The court ruled that the FCC had failed to show it had the authority to stop Comcast from blocking online applications that distributed television shows and other bandwidth-hogging files. To put its authority on sounder legal footing, the FCC decided it wants to regulate broadband access as a telecommunications service instead of as an information service.

Typically, that framework comes with price controls and competition mandates.

The NOI asks questions about three approaches in particular, while also inviting new ideas. First, the NOI seeks comment on how the Commission could most effectively perform its responsibilities within the current information service classification. Second, the NOI asks for comment on the legal and practical consequences of classifying Internet connectivity as a "telecommunications service" to which all the requirements of Title II of the Communications Act (the provisions that apply to telephone-type services) would apply. Finally, the NOI invites comment on a third way modeled on the successful "Regulatory Treatment of Mobile Services" set out in the Communications Act. Under this third way approach, the Commission would: (i) reaffirm that Internet information services should remain generally unregulated; (ii) identify the Internet connectivity service that is offered as part of wired broadband Internet service (and only this connectivity service) as a telecommunications service; and (iii) forbear under authority Congress provided in the Communications Act from applying all provisions of Title II other than the small number that are needed to implement fundamental universal service, competition, and consumer protection policies that have received broad support.

The NOI also seeks comment on the appropriate classification of wireless broadband Internet services, as well as on other discrete issues, including the states? role with respect to broadband Internet service.

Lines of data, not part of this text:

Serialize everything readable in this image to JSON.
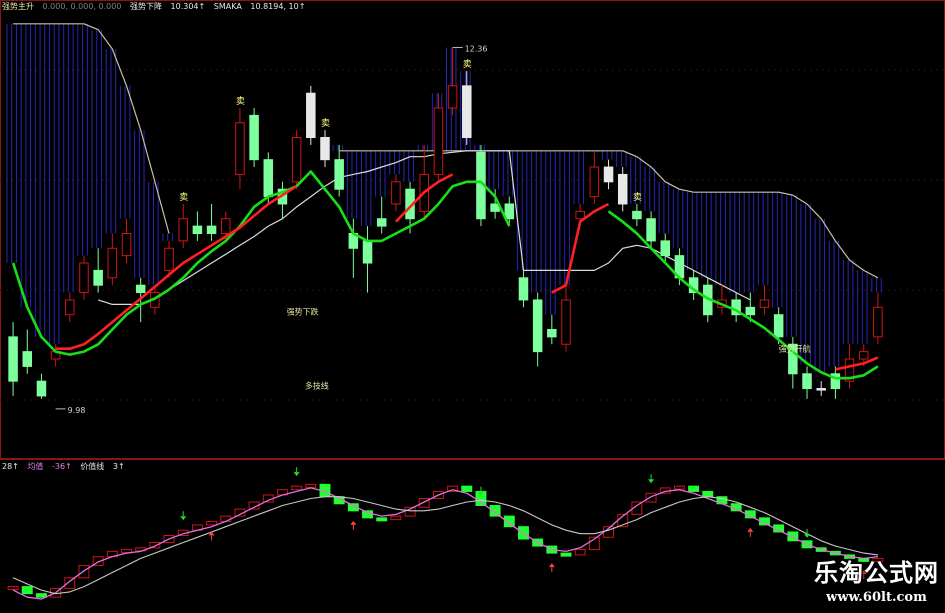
{
  "top_legend": {
    "name1": "强势主升",
    "vals1": "0.000, 0.000, 0.000",
    "name2": "强势下降",
    "val2": "10.304↑",
    "name3": "SMAKA",
    "val3": "10.8194, 10↑"
  },
  "bottom_legend": {
    "v1": "28↑",
    "name2": "均值",
    "val2": "-36↑",
    "name3": "价值线",
    "val3": "3↑"
  },
  "annotations": {
    "high_label": "12.36",
    "low_label": "9.98",
    "sell_text": "卖",
    "line_label_1": "强势下跌",
    "line_label_2": "多技线",
    "line_label_3": "强势开航"
  },
  "watermark": {
    "line1": "乐淘公式网",
    "line2": "www.60lt.com"
  },
  "colors": {
    "up": "#d01515",
    "up_hollow_fill": "#000000",
    "down": "#7dff9d",
    "down_white": "#e8e8e8",
    "green_ma": "#18e018",
    "red_ma": "#ff2020",
    "white_ma": "#dcdcdc",
    "cloud": "#2626b8",
    "panel_border": "#8a1515",
    "grid": "#3a0f0f"
  },
  "chart_data": [
    {
      "type": "candlestick",
      "title": "",
      "ylim": [
        9.6,
        12.6
      ],
      "high": 12.36,
      "low": 9.98,
      "candles": [
        {
          "o": 10.1,
          "c": 10.4,
          "h": 10.5,
          "l": 10.0,
          "d": "down"
        },
        {
          "o": 10.3,
          "c": 10.2,
          "h": 10.45,
          "l": 10.15,
          "d": "down"
        },
        {
          "o": 10.0,
          "c": 10.1,
          "h": 10.15,
          "l": 9.98,
          "d": "down"
        },
        {
          "o": 10.25,
          "c": 10.3,
          "h": 10.35,
          "l": 10.2,
          "d": "up"
        },
        {
          "o": 10.55,
          "c": 10.65,
          "h": 10.7,
          "l": 10.5,
          "d": "up"
        },
        {
          "o": 10.7,
          "c": 10.9,
          "h": 10.95,
          "l": 10.65,
          "d": "up"
        },
        {
          "o": 10.85,
          "c": 10.75,
          "h": 11.0,
          "l": 10.7,
          "d": "down"
        },
        {
          "o": 10.8,
          "c": 11.0,
          "h": 11.1,
          "l": 10.75,
          "d": "up"
        },
        {
          "o": 10.95,
          "c": 11.1,
          "h": 11.2,
          "l": 10.9,
          "d": "up"
        },
        {
          "o": 10.75,
          "c": 10.7,
          "h": 10.8,
          "l": 10.5,
          "d": "down"
        },
        {
          "o": 10.7,
          "c": 10.6,
          "h": 10.75,
          "l": 10.55,
          "d": "up"
        },
        {
          "o": 10.85,
          "c": 11.0,
          "h": 11.05,
          "l": 10.8,
          "d": "up"
        },
        {
          "o": 11.05,
          "c": 11.2,
          "h": 11.3,
          "l": 11.0,
          "d": "up"
        },
        {
          "o": 11.15,
          "c": 11.1,
          "h": 11.25,
          "l": 11.05,
          "d": "down"
        },
        {
          "o": 11.1,
          "c": 11.15,
          "h": 11.3,
          "l": 11.05,
          "d": "down"
        },
        {
          "o": 11.1,
          "c": 11.2,
          "h": 11.25,
          "l": 11.05,
          "d": "up"
        },
        {
          "o": 11.5,
          "c": 11.85,
          "h": 11.95,
          "l": 11.4,
          "d": "up"
        },
        {
          "o": 11.9,
          "c": 11.6,
          "h": 11.95,
          "l": 11.55,
          "d": "down"
        },
        {
          "o": 11.6,
          "c": 11.35,
          "h": 11.65,
          "l": 11.3,
          "d": "down"
        },
        {
          "o": 11.4,
          "c": 11.3,
          "h": 11.45,
          "l": 11.2,
          "d": "down"
        },
        {
          "o": 11.45,
          "c": 11.75,
          "h": 11.8,
          "l": 11.4,
          "d": "up"
        },
        {
          "o": 12.05,
          "c": 11.75,
          "h": 12.1,
          "l": 11.7,
          "d": "down_white"
        },
        {
          "o": 11.75,
          "c": 11.6,
          "h": 11.8,
          "l": 11.55,
          "d": "down_white"
        },
        {
          "o": 11.6,
          "c": 11.4,
          "h": 11.7,
          "l": 11.35,
          "d": "down"
        },
        {
          "o": 11.1,
          "c": 11.0,
          "h": 11.2,
          "l": 10.8,
          "d": "down"
        },
        {
          "o": 11.05,
          "c": 10.9,
          "h": 11.15,
          "l": 10.7,
          "d": "down"
        },
        {
          "o": 11.15,
          "c": 11.2,
          "h": 11.35,
          "l": 11.1,
          "d": "down"
        },
        {
          "o": 11.3,
          "c": 11.45,
          "h": 11.5,
          "l": 11.25,
          "d": "up"
        },
        {
          "o": 11.4,
          "c": 11.2,
          "h": 11.45,
          "l": 11.1,
          "d": "down"
        },
        {
          "o": 11.25,
          "c": 11.5,
          "h": 11.7,
          "l": 11.2,
          "d": "up"
        },
        {
          "o": 11.5,
          "c": 11.95,
          "h": 12.05,
          "l": 11.45,
          "d": "up"
        },
        {
          "o": 11.95,
          "c": 12.1,
          "h": 12.36,
          "l": 11.9,
          "d": "up"
        },
        {
          "o": 12.1,
          "c": 11.75,
          "h": 12.2,
          "l": 11.7,
          "d": "down_white"
        },
        {
          "o": 11.65,
          "c": 11.2,
          "h": 11.7,
          "l": 11.15,
          "d": "down"
        },
        {
          "o": 11.3,
          "c": 11.25,
          "h": 11.4,
          "l": 11.2,
          "d": "down"
        },
        {
          "o": 11.3,
          "c": 11.2,
          "h": 11.35,
          "l": 11.15,
          "d": "down"
        },
        {
          "o": 10.8,
          "c": 10.65,
          "h": 10.85,
          "l": 10.6,
          "d": "down"
        },
        {
          "o": 10.65,
          "c": 10.3,
          "h": 10.7,
          "l": 10.2,
          "d": "down"
        },
        {
          "o": 10.4,
          "c": 10.45,
          "h": 10.55,
          "l": 10.35,
          "d": "down"
        },
        {
          "o": 10.35,
          "c": 10.65,
          "h": 10.75,
          "l": 10.3,
          "d": "up"
        },
        {
          "o": 11.2,
          "c": 11.25,
          "h": 11.3,
          "l": 11.15,
          "d": "up"
        },
        {
          "o": 11.35,
          "c": 11.55,
          "h": 11.65,
          "l": 11.3,
          "d": "up"
        },
        {
          "o": 11.55,
          "c": 11.45,
          "h": 11.6,
          "l": 11.4,
          "d": "down_white"
        },
        {
          "o": 11.5,
          "c": 11.3,
          "h": 11.55,
          "l": 11.25,
          "d": "down_white"
        },
        {
          "o": 11.25,
          "c": 11.2,
          "h": 11.3,
          "l": 11.15,
          "d": "down"
        },
        {
          "o": 11.2,
          "c": 11.05,
          "h": 11.25,
          "l": 11.0,
          "d": "down"
        },
        {
          "o": 11.05,
          "c": 10.95,
          "h": 11.1,
          "l": 10.9,
          "d": "down"
        },
        {
          "o": 10.95,
          "c": 10.8,
          "h": 11.0,
          "l": 10.75,
          "d": "down"
        },
        {
          "o": 10.8,
          "c": 10.7,
          "h": 10.85,
          "l": 10.65,
          "d": "down"
        },
        {
          "o": 10.75,
          "c": 10.55,
          "h": 10.8,
          "l": 10.5,
          "d": "down"
        },
        {
          "o": 10.6,
          "c": 10.65,
          "h": 10.75,
          "l": 10.55,
          "d": "up"
        },
        {
          "o": 10.65,
          "c": 10.55,
          "h": 10.7,
          "l": 10.5,
          "d": "down"
        },
        {
          "o": 10.6,
          "c": 10.55,
          "h": 10.7,
          "l": 10.5,
          "d": "down"
        },
        {
          "o": 10.6,
          "c": 10.65,
          "h": 10.75,
          "l": 10.55,
          "d": "up"
        },
        {
          "o": 10.55,
          "c": 10.4,
          "h": 10.6,
          "l": 10.35,
          "d": "down"
        },
        {
          "o": 10.35,
          "c": 10.15,
          "h": 10.4,
          "l": 10.05,
          "d": "down"
        },
        {
          "o": 10.15,
          "c": 10.05,
          "h": 10.2,
          "l": 9.98,
          "d": "down"
        },
        {
          "o": 10.05,
          "c": 10.05,
          "h": 10.1,
          "l": 10.0,
          "d": "down_white"
        },
        {
          "o": 10.05,
          "c": 10.15,
          "h": 10.2,
          "l": 9.98,
          "d": "down"
        },
        {
          "o": 10.1,
          "c": 10.25,
          "h": 10.35,
          "l": 10.05,
          "d": "up"
        },
        {
          "o": 10.25,
          "c": 10.3,
          "h": 10.35,
          "l": 10.2,
          "d": "up"
        },
        {
          "o": 10.4,
          "c": 10.6,
          "h": 10.7,
          "l": 10.35,
          "d": "up"
        }
      ],
      "series": [
        {
          "key": "green",
          "values": [
            10.9,
            10.6,
            10.4,
            10.3,
            10.28,
            10.3,
            10.35,
            10.45,
            10.55,
            10.62,
            10.66,
            10.72,
            10.8,
            10.9,
            10.98,
            11.05,
            11.15,
            11.28,
            11.35,
            11.38,
            11.42,
            11.52,
            11.4,
            11.28,
            11.1,
            11.05,
            11.05,
            11.1,
            11.15,
            11.2,
            11.3,
            11.42,
            11.45,
            11.45,
            11.35,
            11.15,
            null,
            null,
            null,
            null,
            null,
            null,
            11.25,
            11.18,
            11.1,
            11.0,
            10.9,
            10.8,
            10.72,
            10.66,
            10.62,
            10.58,
            10.52,
            10.46,
            10.38,
            10.3,
            10.22,
            10.16,
            10.12,
            10.12,
            10.14,
            10.2
          ]
        },
        {
          "key": "red",
          "values": [
            null,
            null,
            null,
            10.32,
            10.32,
            10.35,
            10.42,
            10.5,
            10.58,
            10.66,
            10.74,
            10.82,
            10.9,
            10.96,
            11.02,
            11.08,
            11.14,
            11.22,
            11.3,
            11.36,
            11.42,
            null,
            null,
            null,
            null,
            null,
            null,
            11.18,
            11.28,
            11.38,
            11.45,
            11.5,
            null,
            null,
            null,
            null,
            null,
            null,
            10.7,
            10.75,
            11.18,
            11.25,
            11.3,
            null,
            null,
            null,
            null,
            null,
            null,
            null,
            null,
            null,
            null,
            null,
            null,
            null,
            null,
            null,
            10.18,
            10.2,
            10.22,
            10.26
          ]
        },
        {
          "key": "white",
          "values": [
            null,
            null,
            null,
            null,
            null,
            null,
            10.65,
            10.62,
            10.62,
            10.62,
            10.65,
            10.72,
            10.78,
            10.84,
            10.9,
            10.96,
            11.02,
            11.08,
            11.15,
            11.2,
            11.28,
            11.35,
            11.42,
            11.48,
            11.5,
            11.52,
            11.55,
            11.58,
            11.62,
            11.62,
            11.64,
            11.65,
            11.66,
            11.66,
            11.66,
            11.66,
            10.85,
            10.85,
            10.85,
            10.85,
            10.85,
            10.85,
            10.9,
            11.0,
            11.02,
            11.0,
            10.95,
            10.9,
            10.85,
            10.8,
            10.75,
            10.7,
            10.65,
            null,
            null,
            null,
            null,
            null,
            null,
            null,
            null,
            null
          ]
        },
        {
          "key": "cloud",
          "values": [
            12.52,
            12.52,
            12.52,
            12.52,
            12.52,
            12.52,
            12.48,
            12.35,
            12.1,
            11.8,
            11.45,
            11.1,
            null,
            null,
            null,
            null,
            null,
            null,
            null,
            null,
            null,
            null,
            null,
            11.66,
            11.66,
            11.66,
            11.66,
            11.66,
            11.66,
            11.66,
            11.66,
            11.66,
            11.66,
            11.66,
            11.66,
            11.66,
            11.66,
            11.66,
            11.66,
            11.66,
            11.66,
            11.66,
            11.66,
            11.66,
            11.62,
            11.55,
            11.45,
            11.4,
            11.38,
            11.38,
            11.38,
            11.38,
            11.38,
            11.38,
            11.38,
            11.36,
            11.3,
            11.2,
            11.05,
            10.92,
            10.85,
            10.8
          ]
        }
      ],
      "signals": [
        {
          "i": 12,
          "label": "卖"
        },
        {
          "i": 16,
          "label": "卖"
        },
        {
          "i": 22,
          "label": "卖"
        },
        {
          "i": 32,
          "label": "卖"
        },
        {
          "i": 44,
          "label": "卖"
        }
      ]
    },
    {
      "type": "line",
      "title": "",
      "ylim": [
        -80,
        80
      ],
      "series": [
        {
          "name": "均值",
          "values": [
            -62,
            -70,
            -72,
            -65,
            -52,
            -40,
            -30,
            -24,
            -20,
            -18,
            -12,
            -4,
            2,
            6,
            10,
            16,
            24,
            32,
            40,
            46,
            50,
            54,
            50,
            42,
            34,
            26,
            22,
            24,
            30,
            38,
            46,
            52,
            48,
            38,
            26,
            14,
            2,
            -8,
            -16,
            -18,
            -14,
            -4,
            8,
            22,
            34,
            44,
            50,
            52,
            48,
            42,
            36,
            30,
            22,
            14,
            6,
            -2,
            -10,
            -16,
            -20,
            -24,
            -26,
            -24
          ]
        },
        {
          "name": "价值线",
          "values": [
            -48,
            -55,
            -62,
            -66,
            -64,
            -58,
            -50,
            -42,
            -34,
            -26,
            -20,
            -14,
            -8,
            -2,
            4,
            10,
            16,
            22,
            28,
            34,
            38,
            42,
            44,
            44,
            42,
            38,
            34,
            30,
            28,
            28,
            30,
            34,
            38,
            40,
            38,
            34,
            28,
            20,
            12,
            6,
            2,
            2,
            6,
            12,
            18,
            26,
            32,
            38,
            42,
            44,
            42,
            38,
            32,
            26,
            18,
            10,
            2,
            -6,
            -12,
            -16,
            -20,
            -22
          ]
        }
      ],
      "bars": [
        -58,
        -66,
        -70,
        -60,
        -48,
        -34,
        -24,
        -18,
        -16,
        -14,
        -8,
        0,
        6,
        12,
        16,
        22,
        30,
        38,
        46,
        52,
        56,
        58,
        44,
        36,
        28,
        20,
        18,
        22,
        32,
        42,
        50,
        56,
        50,
        34,
        22,
        10,
        -4,
        -12,
        -20,
        -22,
        -16,
        -2,
        10,
        24,
        38,
        48,
        54,
        56,
        50,
        44,
        36,
        28,
        20,
        12,
        4,
        -6,
        -14,
        -18,
        -22,
        -26,
        -28,
        -26
      ],
      "up_arrows": [
        12,
        20,
        33,
        45,
        56
      ],
      "down_arrows": [
        14,
        24,
        38,
        52,
        60
      ]
    }
  ]
}
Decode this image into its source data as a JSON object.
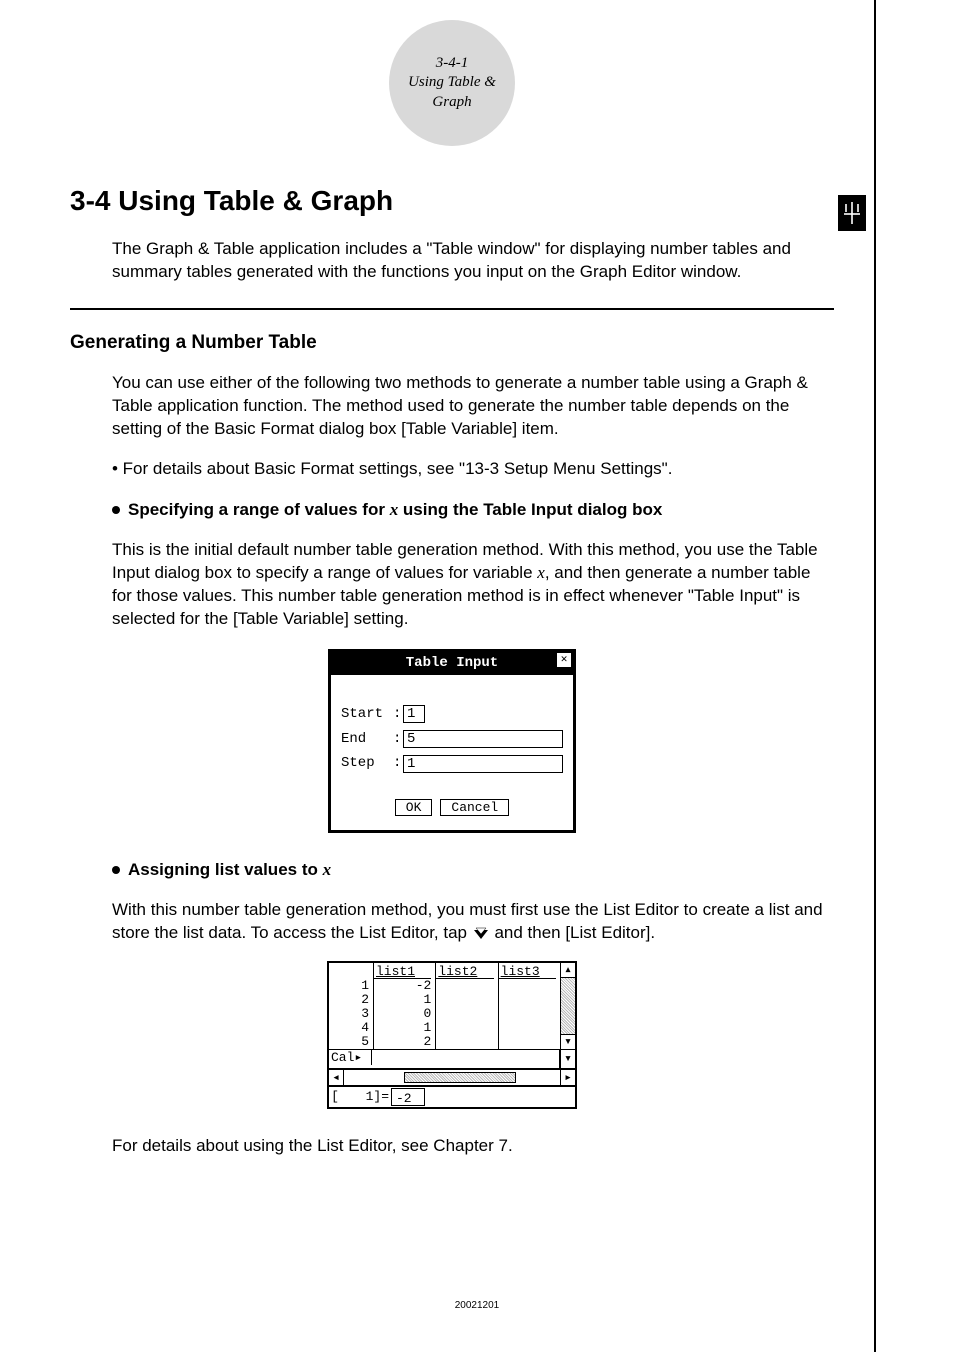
{
  "header": {
    "page_ref": "3-4-1",
    "section_title": "Using Table & Graph"
  },
  "title": "3-4  Using Table & Graph",
  "intro": "The Graph & Table application includes a \"Table window\" for displaying number tables and summary tables generated with the functions you input on the Graph Editor window.",
  "subhead": "Generating a Number Table",
  "para1": "You can use either of the following two methods to generate a number table using a Graph & Table application function. The method used to generate the number table depends on the setting of the Basic Format dialog box [Table Variable] item.",
  "bullet1": "• For details about Basic Format settings, see \"13-3 Setup Menu Settings\".",
  "sub_bullet_a_pre": "Specifying a range of values for ",
  "sub_bullet_a_var": "x",
  "sub_bullet_a_post": " using the Table Input dialog box",
  "para_a_pre": "This is the initial default number table generation method. With this method, you use the Table Input dialog box to specify a range of values for variable ",
  "para_a_var": "x",
  "para_a_post": ", and then generate a number table for those values. This number table generation method is in effect whenever \"Table Input\" is selected for the [Table Variable] setting.",
  "dialog": {
    "title": "Table Input",
    "rows": [
      {
        "label": "Start",
        "value": "1"
      },
      {
        "label": "End",
        "value": "5"
      },
      {
        "label": "Step",
        "value": "1"
      }
    ],
    "ok": "OK",
    "cancel": "Cancel"
  },
  "sub_bullet_b_pre": "Assigning list values to ",
  "sub_bullet_b_var": "x",
  "para_b_pre": "With this number table generation method, you must first use the List Editor to create a list and store the list data. To access the List Editor, tap ",
  "para_b_post": " and then [List Editor].",
  "list_panel": {
    "headers": [
      "list1",
      "list2",
      "list3"
    ],
    "row_numbers": [
      "1",
      "2",
      "3",
      "4",
      "5"
    ],
    "col1": [
      "-2",
      "1",
      "0",
      "1",
      "2"
    ],
    "cal_label": "Cal▸",
    "input_idx": "1]=",
    "input_val": "-2"
  },
  "closing": "For details about using the List Editor, see Chapter 7.",
  "footer": "20021201"
}
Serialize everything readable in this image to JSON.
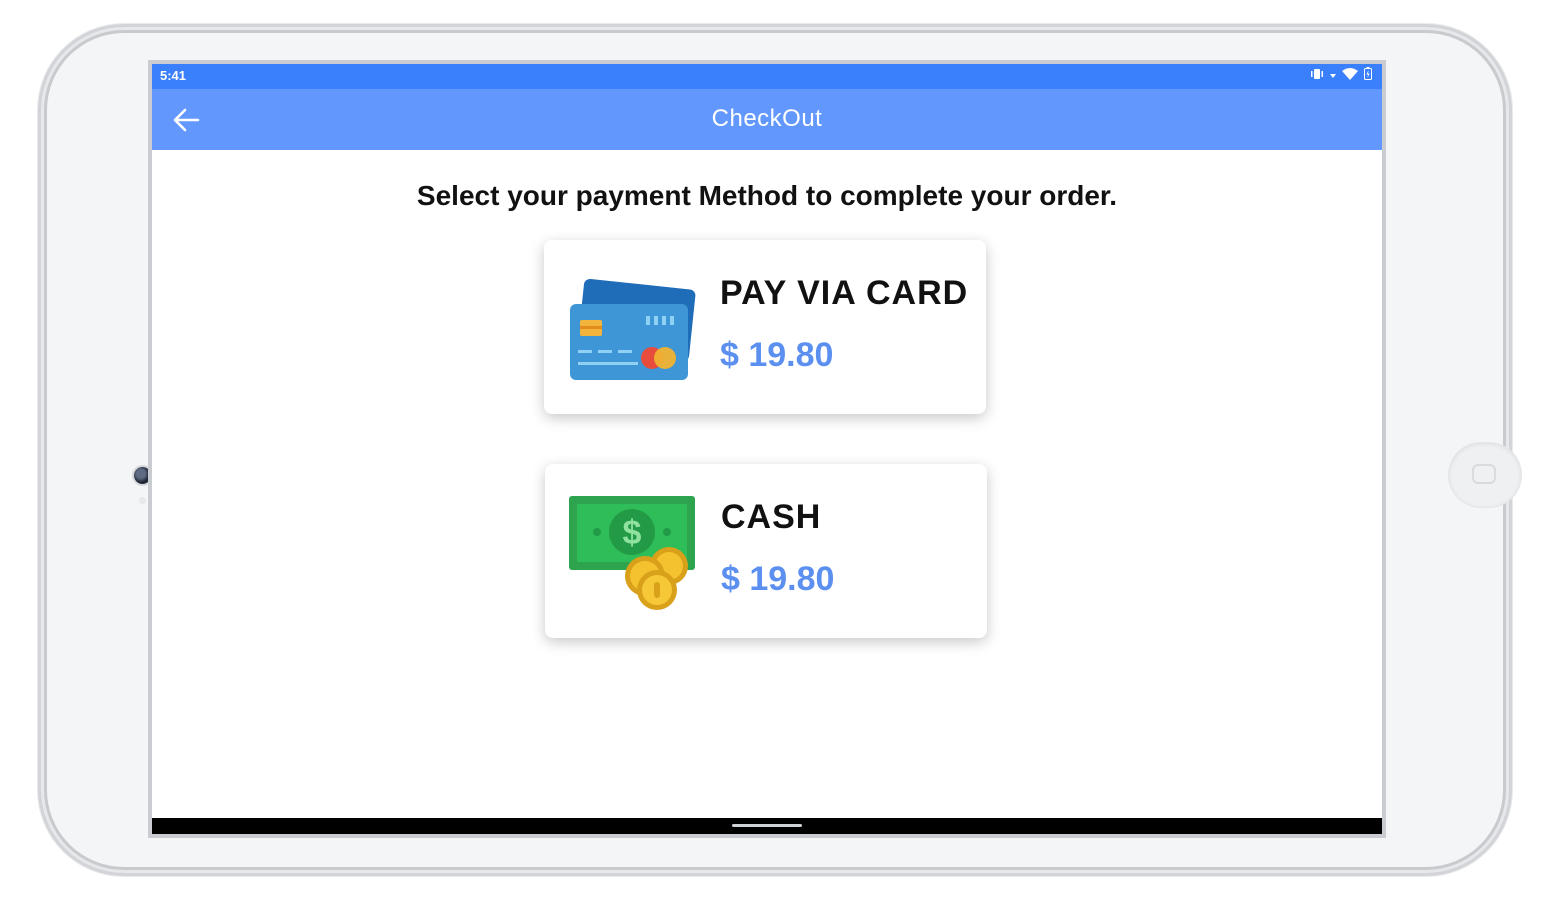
{
  "status_bar": {
    "time": "5:41"
  },
  "app_bar": {
    "title": "CheckOut",
    "back_icon": "arrow-back-icon"
  },
  "main": {
    "headline": "Select your payment Method to complete your order.",
    "options": [
      {
        "title": "PAY VIA CARD",
        "price": "$ 19.80",
        "icon": "credit-card-icon"
      },
      {
        "title": "CASH",
        "price": "$ 19.80",
        "icon": "cash-coins-icon"
      }
    ]
  },
  "colors": {
    "status_bar": "#3a7ffb",
    "app_bar": "#6298fe",
    "price": "#5b8ff0"
  }
}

The NOI does not contemplate a change in the Commission?s treatment of, or authority over, Internet content, applications, or services.

Anyone's interested in submitting his/her ideas and comments on issues related to the Broadband Framework NOI can visit http://blog.broadband.gov/?entryId=508766.


Previous
Next
Corsair Offers 32GB Solid-State Drive For $70        All News        AT&T and Samsung Mobile Announce Upcoming Availability of the Samsung Captivate, a Galaxy S Smartphone
MIT Reaserchers Claim a Ten Fold Improvement in Power of Lithium Batteries     General Computing News      Google Enhances Commerce Search Solution And Google Docs

Get RSS feed Easy Print E-Mail this Message

Related News
FCC Opens More Spectrum For Faster Wi-Fi
AT&T, Cisco, GE, IBM, and Intel Form The Industrial Internet Consortium
The Internet Inventor Calls For An Open Web
Chinese Video Uploaders Have To Register Their Real Names
U.S. Appeals Court Rejects FCC's Inquiry For Net Neutrality
FCC Urges wireless carriers To Agree on Phone Unlocking Policy
Google, Facebok Join Forces For a More Affordable Internet
China to Lift Ban on Facebook Within Shanghai Free-trade Zone
FCC to auction H block Spectrum Next Year
Singapore Tigtens Rules For Local Online News Websites
Web Companies Protest Against Internet Surveillance
ISC Patches Denial-of-service Vulnerability Found In BIND 9

Most Popular News
 
Home | News | All News | Reviews | Articles | Guides | Download | Expert Area | Forum | Site Info
Site best viewed at 1024x768+ - CDRINFO.COM 1998-2014 - All rights reserved -
Privacy policy - Contact Us .